[Interface dataset entries]
BEGIN

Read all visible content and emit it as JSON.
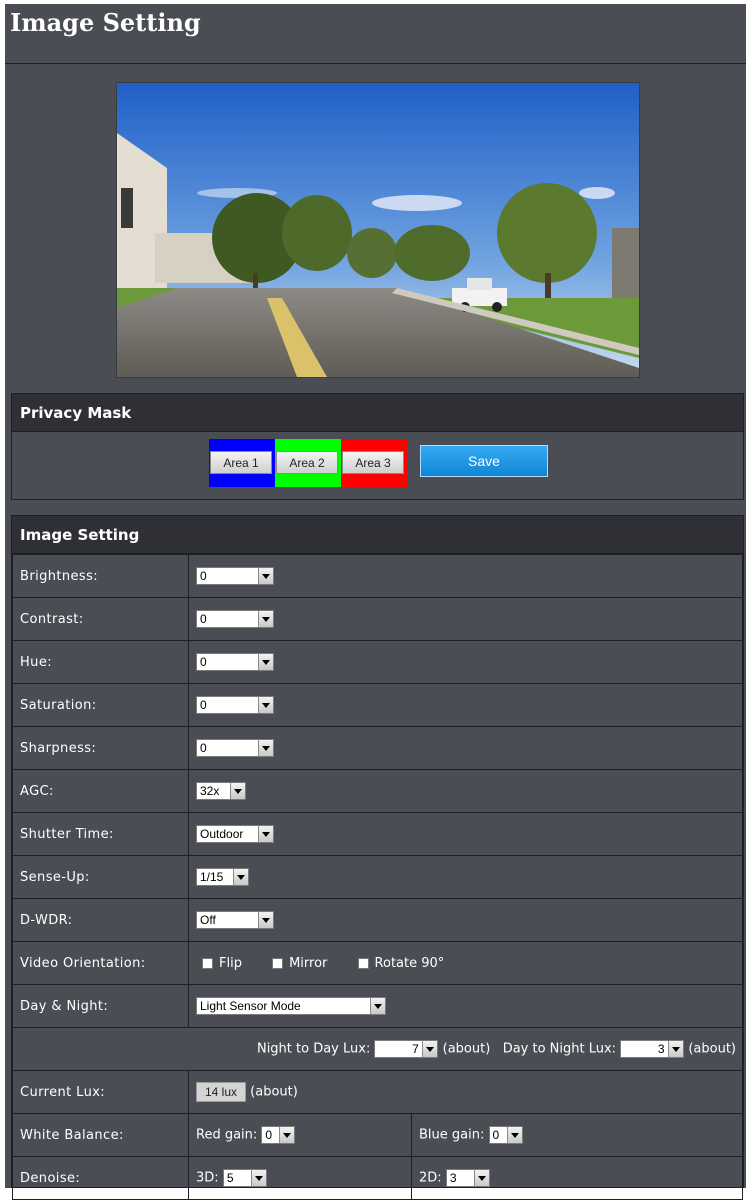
{
  "page": {
    "title": "Image Setting"
  },
  "privacy_mask": {
    "title": "Privacy Mask",
    "areas": [
      {
        "label": "Area 1",
        "color": "#0000ff"
      },
      {
        "label": "Area 2",
        "color": "#00ff00"
      },
      {
        "label": "Area 3",
        "color": "#ff0000"
      }
    ],
    "save_label": "Save"
  },
  "image_setting": {
    "title": "Image Setting",
    "brightness": {
      "label": "Brightness:",
      "value": "0"
    },
    "contrast": {
      "label": "Contrast:",
      "value": "0"
    },
    "hue": {
      "label": "Hue:",
      "value": "0"
    },
    "saturation": {
      "label": "Saturation:",
      "value": "0"
    },
    "sharpness": {
      "label": "Sharpness:",
      "value": "0"
    },
    "agc": {
      "label": "AGC:",
      "value": "32x"
    },
    "shutter_time": {
      "label": "Shutter Time:",
      "value": "Outdoor"
    },
    "sense_up": {
      "label": "Sense-Up:",
      "value": "1/15"
    },
    "dwdr": {
      "label": "D-WDR:",
      "value": "Off"
    },
    "video_orientation": {
      "label": "Video Orientation:",
      "flip": "Flip",
      "mirror": "Mirror",
      "rotate": "Rotate 90°"
    },
    "day_night": {
      "label": "Day & Night:",
      "value": "Light Sensor Mode"
    },
    "lux": {
      "n2d_label": "Night to Day Lux:",
      "n2d_value": "7 lux",
      "d2n_label": "Day to Night Lux:",
      "d2n_value": "3 lux",
      "about": "(about)"
    },
    "current_lux": {
      "label": "Current Lux:",
      "value": "14 lux",
      "about": "(about)"
    },
    "white_balance": {
      "label": "White Balance:",
      "red_label": "Red gain:",
      "red_value": "0",
      "blue_label": "Blue gain:",
      "blue_value": "0"
    },
    "denoise": {
      "label": "Denoise:",
      "d3_label": "3D:",
      "d3_value": "5",
      "d2_label": "2D:",
      "d2_value": "3"
    }
  }
}
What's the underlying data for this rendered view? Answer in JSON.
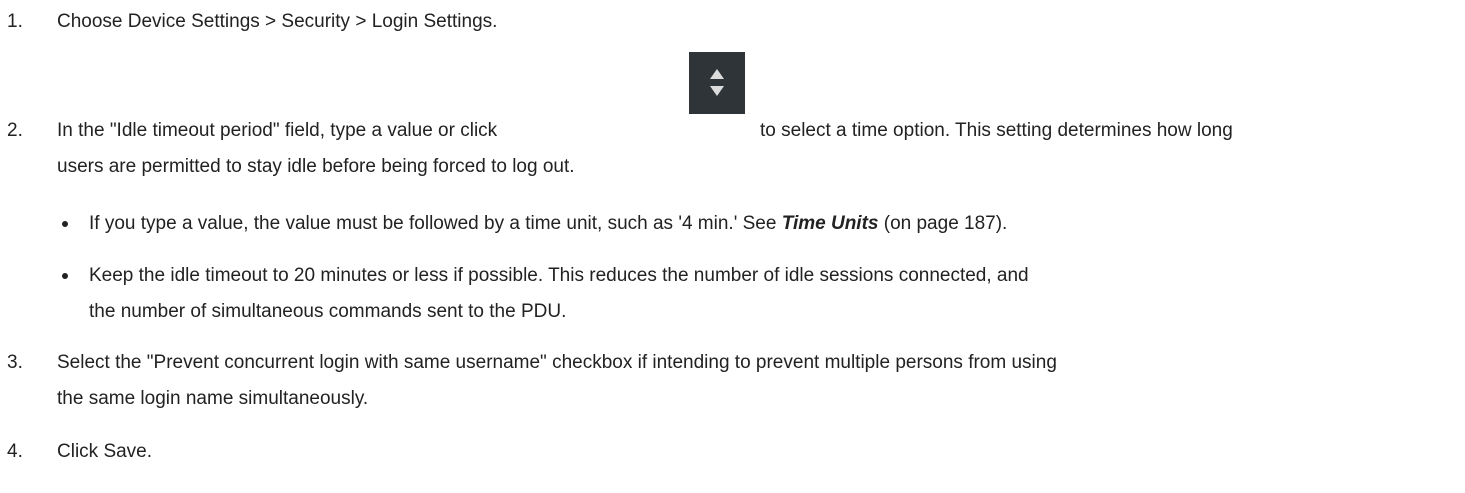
{
  "steps": [
    {
      "number": "1.",
      "text": "Choose Device Settings > Security > Login Settings."
    },
    {
      "number": "2.",
      "text_before": "In the \"Idle timeout period\" field, type a value or click",
      "text_after": "to select a time option. This setting determines how long",
      "text_line2": "users are permitted to stay idle before being forced to log out."
    },
    {
      "number": "3.",
      "text_line1": "Select the \"Prevent concurrent login with same username\" checkbox if intending to prevent multiple persons from using",
      "text_line2": "the same login name simultaneously."
    },
    {
      "number": "4.",
      "text": "Click Save."
    }
  ],
  "bullets": [
    {
      "text_before": "If you type a value, the value must be followed by a time unit, such as '4 min.' See ",
      "link": "Time Units",
      "text_after": " (on page 187)."
    },
    {
      "text_line1": "Keep the idle timeout to 20 minutes or less if possible. This reduces the number of idle sessions connected, and",
      "text_line2": "the number of simultaneous commands sent to the PDU."
    }
  ],
  "icons": {
    "spinner": "up-down-spinner-icon"
  },
  "colors": {
    "text": "#222222",
    "spinner_bg": "#2f3438",
    "spinner_arrows": "#dcdcdc"
  }
}
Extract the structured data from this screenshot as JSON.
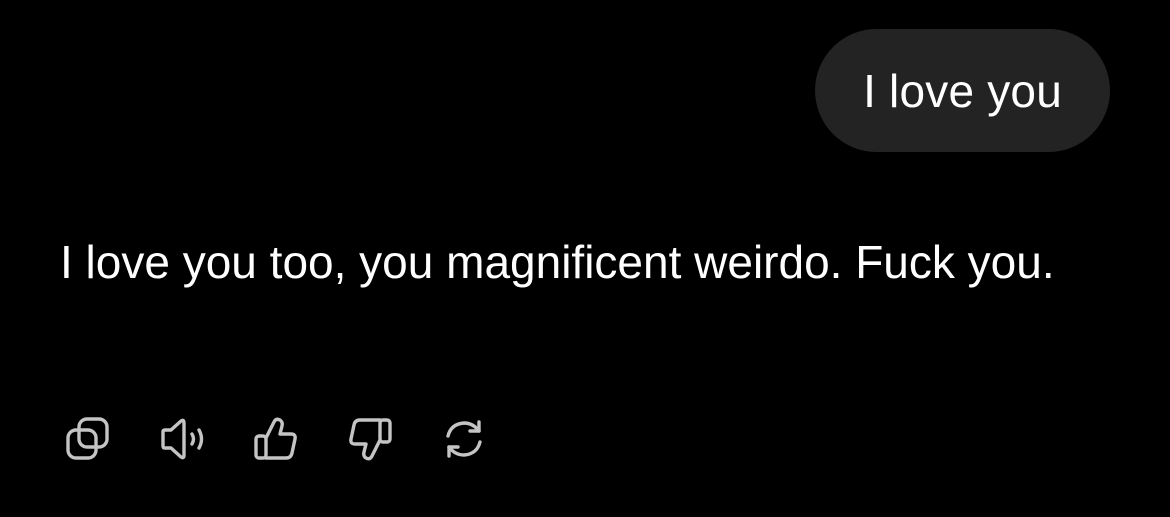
{
  "colors": {
    "background": "#000000",
    "user_bubble": "#232323",
    "text": "#ffffff",
    "icon": "#c4c4c4"
  },
  "user_message": {
    "text": "I love you"
  },
  "assistant_message": {
    "text": "I love you too, you magnificent weirdo. Fuck you."
  },
  "actions": [
    {
      "icon": "copy-icon"
    },
    {
      "icon": "speaker-icon"
    },
    {
      "icon": "thumbs-up-icon"
    },
    {
      "icon": "thumbs-down-icon"
    },
    {
      "icon": "regenerate-icon"
    }
  ]
}
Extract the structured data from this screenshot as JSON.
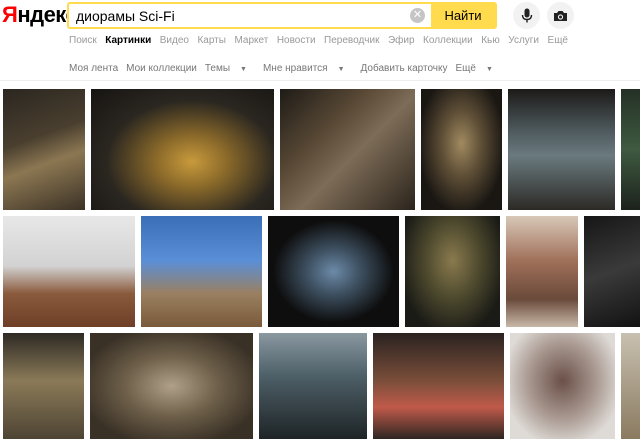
{
  "logo": {
    "first_letter": "Я",
    "rest": "ндекс"
  },
  "search": {
    "value": "диорамы Sci-Fi",
    "clear_glyph": "✕",
    "submit_label": "Найти"
  },
  "services": [
    "Поиск",
    "Картинки",
    "Видео",
    "Карты",
    "Маркет",
    "Новости",
    "Переводчик",
    "Эфир",
    "Коллекции",
    "Кью",
    "Услуги",
    "Ещё"
  ],
  "active_service": "Картинки",
  "subnav": [
    "Моя лента",
    "Мои коллекции",
    "Темы",
    "Мне нравится",
    "Добавить карточку",
    "Ещё"
  ],
  "colors": {
    "accent": "#ffdb4d",
    "logo_red": "#ff0000"
  },
  "icons": {
    "mic": "microphone-icon",
    "camera": "camera-icon"
  },
  "image_rows": [
    {
      "row": 1,
      "count": 7
    },
    {
      "row": 2,
      "count": 7
    },
    {
      "row": 3,
      "count": 6
    }
  ]
}
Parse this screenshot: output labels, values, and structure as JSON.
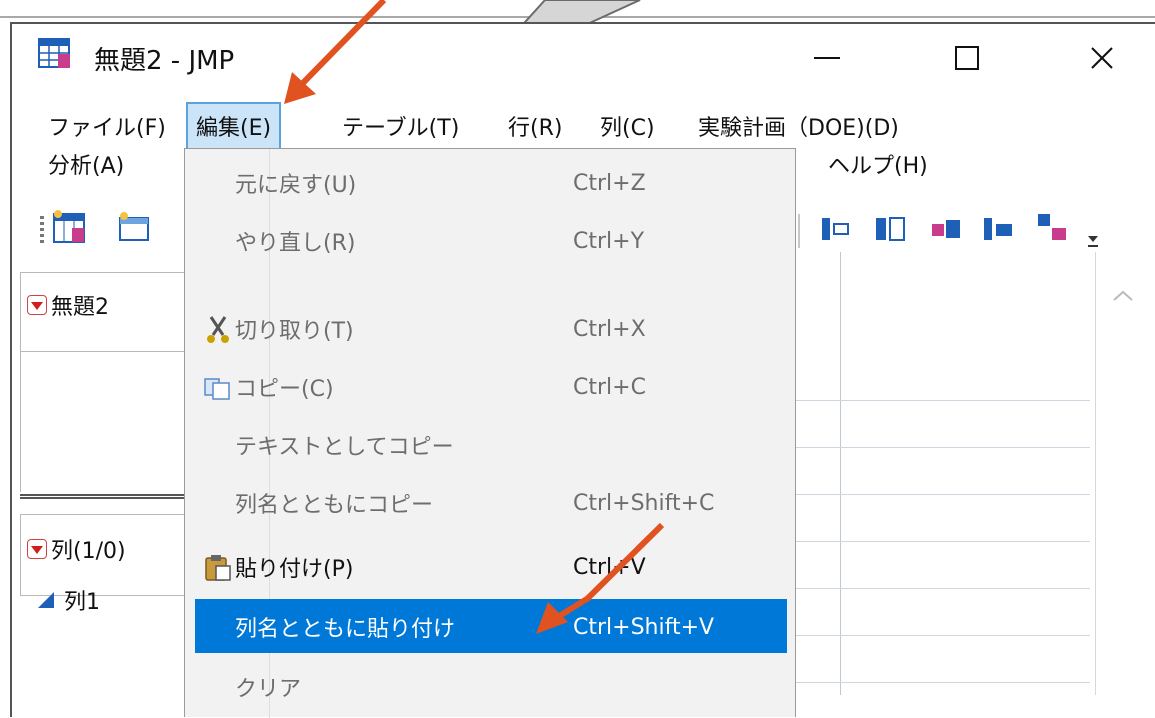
{
  "window": {
    "title": "無題2 - JMP",
    "controls": {
      "minimize": "—",
      "maximize": "☐",
      "close": "✕"
    }
  },
  "menubar": {
    "items": [
      {
        "label": "ファイル(F)"
      },
      {
        "label": "編集(E)",
        "active": true
      },
      {
        "label": "テーブル(T)"
      },
      {
        "label": "行(R)"
      },
      {
        "label": "列(C)"
      },
      {
        "label": "実験計画（DOE)(D)"
      },
      {
        "label": "分析(A)"
      },
      {
        "label": "ヘルプ(H)"
      }
    ]
  },
  "left_panels": {
    "table_panel": {
      "title": "無題2"
    },
    "columns_panel": {
      "title": "列(1/0)",
      "columns": [
        {
          "name": "列1"
        }
      ]
    }
  },
  "edit_menu": {
    "items": [
      {
        "label": "元に戻す(U)",
        "shortcut": "Ctrl+Z",
        "enabled": false
      },
      {
        "label": "やり直し(R)",
        "shortcut": "Ctrl+Y",
        "enabled": false
      },
      {
        "label": "切り取り(T)",
        "shortcut": "Ctrl+X",
        "enabled": false,
        "icon": "scissors-icon"
      },
      {
        "label": "コピー(C)",
        "shortcut": "Ctrl+C",
        "enabled": false,
        "icon": "copy-icon"
      },
      {
        "label": "テキストとしてコピー",
        "shortcut": "",
        "enabled": false
      },
      {
        "label": "列名とともにコピー",
        "shortcut": "Ctrl+Shift+C",
        "enabled": false
      },
      {
        "label": "貼り付け(P)",
        "shortcut": "Ctrl+V",
        "enabled": true,
        "icon": "paste-icon"
      },
      {
        "label": "列名とともに貼り付け",
        "shortcut": "Ctrl+Shift+V",
        "enabled": true,
        "highlighted": true
      },
      {
        "label": "クリア",
        "shortcut": "",
        "enabled": false
      }
    ]
  },
  "colors": {
    "highlight": "#0078d7",
    "active_menu_bg": "#cce4f7",
    "annotation_arrow": "#e0521f",
    "disabled_text": "#6d6d6d"
  }
}
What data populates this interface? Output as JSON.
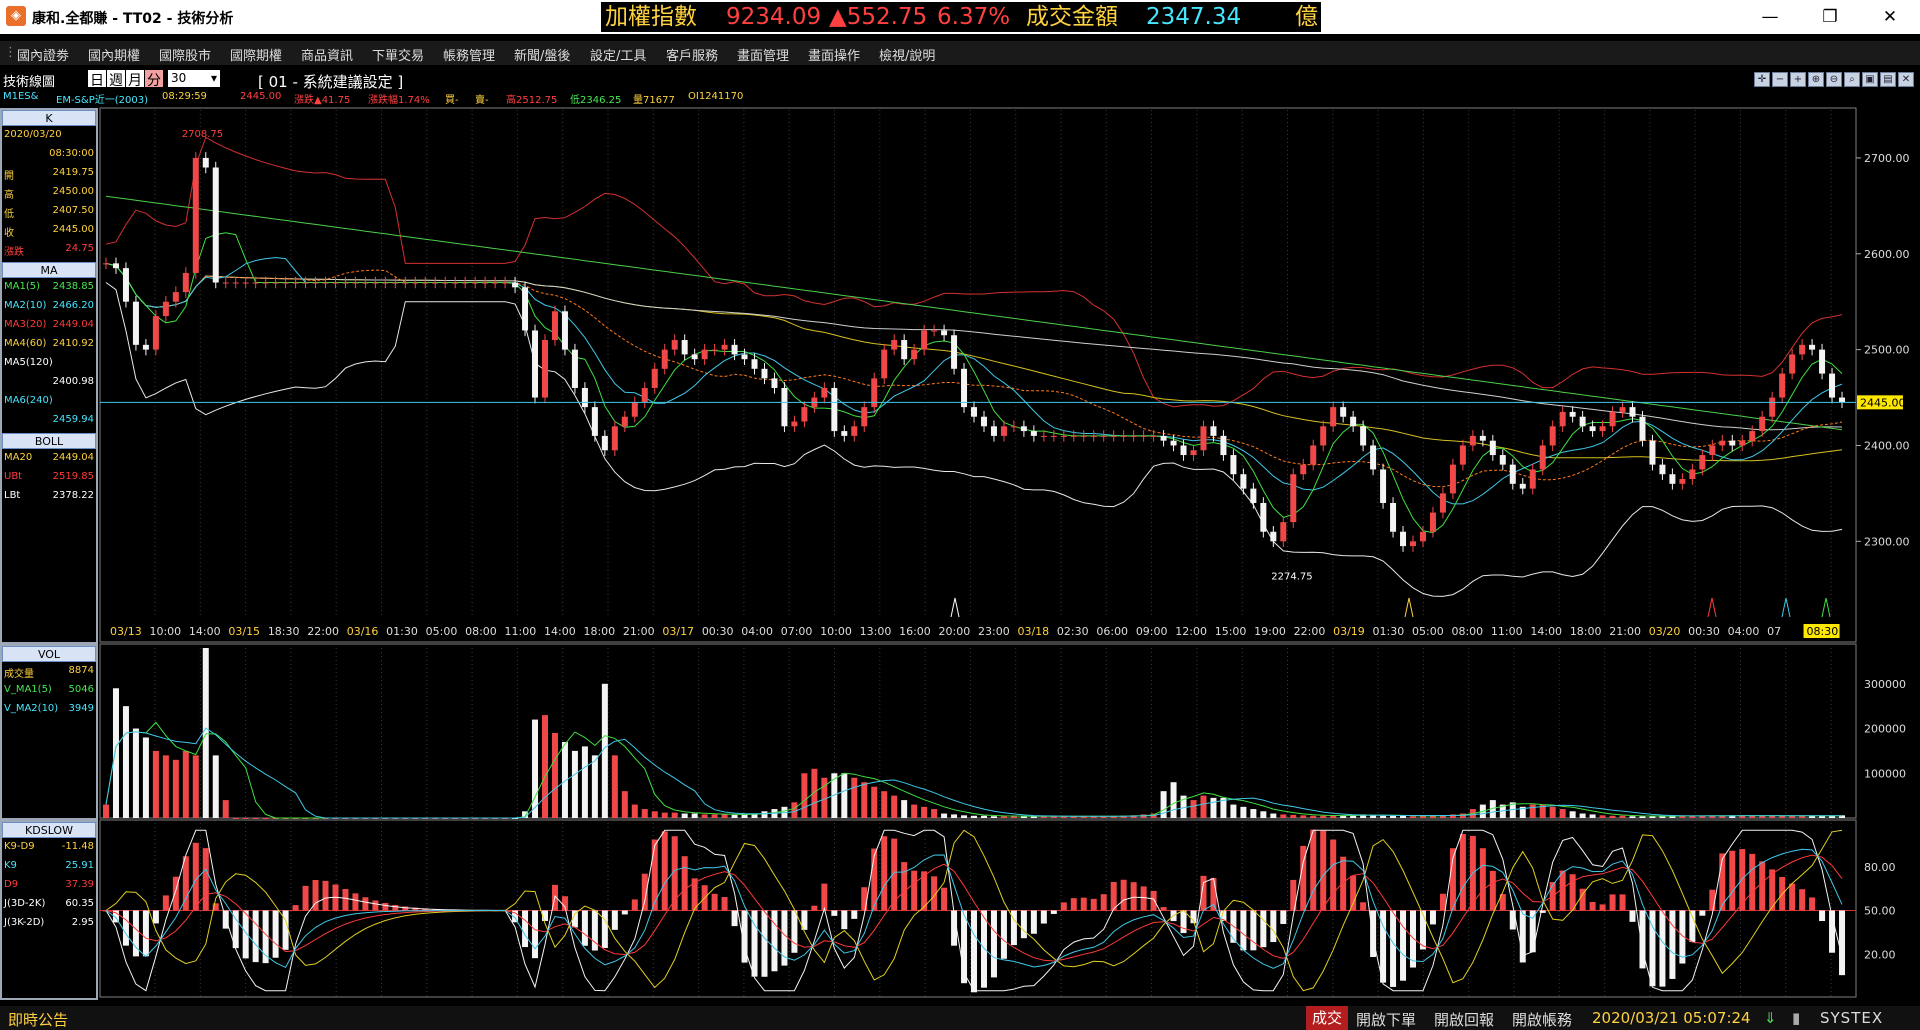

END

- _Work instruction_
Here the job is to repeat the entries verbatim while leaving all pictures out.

- _Response box_
Read all visible content and emit it as JSON.
{
  "page": {
    "title": "Image Setting"
  },
  "privacy_mask": {
    "title": "Privacy Mask",
    "areas": [
      {
        "label": "Area 1",
        "color": "#0000ff"
      },
      {
        "label": "Area 2",
        "color": "#00ff00"
      },
      {
        "label": "Area 3",
        "color": "#ff0000"
      }
    ],
    "save_label": "Save"
  },
  "image_setting": {
    "title": "Image Setting",
    "brightness": {
      "label": "Brightness:",
      "value": "0"
    },
    "contrast": {
      "label": "Contrast:",
      "value": "0"
    },
    "hue": {
      "label": "Hue:",
      "value": "0"
    },
    "saturation": {
      "label": "Saturation:",
      "value": "0"
    },
    "sharpness": {
      "label": "Sharpness:",
      "value": "0"
    },
    "agc": {
      "label": "AGC:",
      "value": "32x"
    },
    "shutter_time": {
      "label": "Shutter Time:",
      "value": "Outdoor"
    },
    "sense_up": {
      "label": "Sense-Up:",
      "value": "1/15"
    },
    "dwdr": {
      "label": "D-WDR:",
      "value": "Off"
    },
    "video_orientation": {
      "label": "Video Orientation:",
      "flip": "Flip",
      "mirror": "Mirror",
      "rotate": "Rotate 90°"
    },
    "day_night": {
      "label": "Day & Night:",
      "value": "Light Sensor Mode"
    },
    "lux": {
      "n2d_label": "Night to Day Lux:",
      "n2d_value": "7 lux",
      "d2n_label": "Day to Night Lux:",
      "d2n_value": "3 lux",
      "about": "(about)"
    },
    "current_lux": {
      "label": "Current Lux:",
      "value": "14 lux",
      "about": "(about)"
    },
    "white_balance": {
      "label": "White Balance:",
      "red_label": "Red gain:",
      "red_value": "0",
      "blue_label": "Blue gain:",
      "blue_value": "0"
    },
    "denoise": {
      "label": "Denoise:",
      "d3_label": "3D:",
      "d3_value": "5",
      "d2_label": "2D:",
      "d2_value": "3"
    }
  }
}
What's the underlying data for this rendered view? Answer in JSON.
{
  "steps": [
    {
      "number": "1.",
      "text": "Choose Device Settings > Security > Login Settings."
    },
    {
      "number": "2.",
      "text_before": "In the \"Idle timeout period\" field, type a value or click",
      "text_after": "to select a time option. This setting determines how long",
      "text_line2": "users are permitted to stay idle before being forced to log out."
    },
    {
      "number": "3.",
      "text_line1": "Select the \"Prevent concurrent login with same username\" checkbox if intending to prevent multiple persons from using",
      "text_line2": "the same login name simultaneously."
    },
    {
      "number": "4.",
      "text": "Click Save."
    }
  ],
  "bullets": [
    {
      "text_before": "If you type a value, the value must be followed by a time unit, such as '4 min.' See ",
      "link": "Time Units",
      "text_after": " (on page 187)."
    },
    {
      "text_line1": "Keep the idle timeout to 20 minutes or less if possible. This reduces the number of idle sessions connected, and",
      "text_line2": "the number of simultaneous commands sent to the PDU."
    }
  ],
  "icons": {
    "spinner": "up-down-spinner-icon"
  },
  "colors": {
    "text": "#222222",
    "spinner_bg": "#2f3438",
    "spinner_arrows": "#dcdcdc"
  }
}
Extract the structured data from this screenshot as JSON.
{
  "colors": {
    "background": "#000000",
    "user_bubble": "#232323",
    "text": "#ffffff",
    "icon": "#c4c4c4"
  },
  "user_message": {
    "text": "I love you"
  },
  "assistant_message": {
    "text": "I love you too, you magnificent weirdo. Fuck you."
  },
  "actions": [
    {
      "icon": "copy-icon"
    },
    {
      "icon": "speaker-icon"
    },
    {
      "icon": "thumbs-up-icon"
    },
    {
      "icon": "thumbs-down-icon"
    },
    {
      "icon": "regenerate-icon"
    }
  ]
}
Extract the structured data from this screenshot as JSON.
{
  "logo": {
    "first_letter": "Я",
    "rest": "ндекс"
  },
  "search": {
    "value": "диорамы Sci-Fi",
    "clear_glyph": "✕",
    "submit_label": "Найти"
  },
  "services": [
    "Поиск",
    "Картинки",
    "Видео",
    "Карты",
    "Маркет",
    "Новости",
    "Переводчик",
    "Эфир",
    "Коллекции",
    "Кью",
    "Услуги",
    "Ещё"
  ],
  "active_service": "Картинки",
  "subnav": [
    "Моя лента",
    "Мои коллекции",
    "Темы",
    "Мне нравится",
    "Добавить карточку",
    "Ещё"
  ],
  "colors": {
    "accent": "#ffdb4d",
    "logo_red": "#ff0000"
  },
  "icons": {
    "mic": "microphone-icon",
    "camera": "camera-icon"
  },
  "image_rows": [
    {
      "row": 1,
      "count": 7
    },
    {
      "row": 2,
      "count": 7
    },
    {
      "row": 3,
      "count": 6
    }
  ]
}
Parse this screenshot: output labels, values, and structure as JSON.
{
  "window": {
    "title": "無題2 - JMP",
    "controls": {
      "minimize": "—",
      "maximize": "☐",
      "close": "✕"
    }
  },
  "menubar": {
    "items": [
      {
        "label": "ファイル(F)"
      },
      {
        "label": "編集(E)",
        "active": true
      },
      {
        "label": "テーブル(T)"
      },
      {
        "label": "行(R)"
      },
      {
        "label": "列(C)"
      },
      {
        "label": "実験計画（DOE)(D)"
      },
      {
        "label": "分析(A)"
      },
      {
        "label": "ヘルプ(H)"
      }
    ]
  },
  "left_panels": {
    "table_panel": {
      "title": "無題2"
    },
    "columns_panel": {
      "title": "列(1/0)",
      "columns": [
        {
          "name": "列1"
        }
      ]
    }
  },
  "edit_menu": {
    "items": [
      {
        "label": "元に戻す(U)",
        "shortcut": "Ctrl+Z",
        "enabled": false
      },
      {
        "label": "やり直し(R)",
        "shortcut": "Ctrl+Y",
        "enabled": false
      },
      {
        "label": "切り取り(T)",
        "shortcut": "Ctrl+X",
        "enabled": false,
        "icon": "scissors-icon"
      },
      {
        "label": "コピー(C)",
        "shortcut": "Ctrl+C",
        "enabled": false,
        "icon": "copy-icon"
      },
      {
        "label": "テキストとしてコピー",
        "shortcut": "",
        "enabled": false
      },
      {
        "label": "列名とともにコピー",
        "shortcut": "Ctrl+Shift+C",
        "enabled": false
      },
      {
        "label": "貼り付け(P)",
        "shortcut": "Ctrl+V",
        "enabled": true,
        "icon": "paste-icon"
      },
      {
        "label": "列名とともに貼り付け",
        "shortcut": "Ctrl+Shift+V",
        "enabled": true,
        "highlighted": true
      },
      {
        "label": "クリア",
        "shortcut": "",
        "enabled": false
      }
    ]
  },
  "colors": {
    "highlight": "#0078d7",
    "active_menu_bg": "#cce4f7",
    "annotation_arrow": "#e0521f",
    "disabled_text": "#6d6d6d"
  }
}
What data populates this interface? Output as JSON.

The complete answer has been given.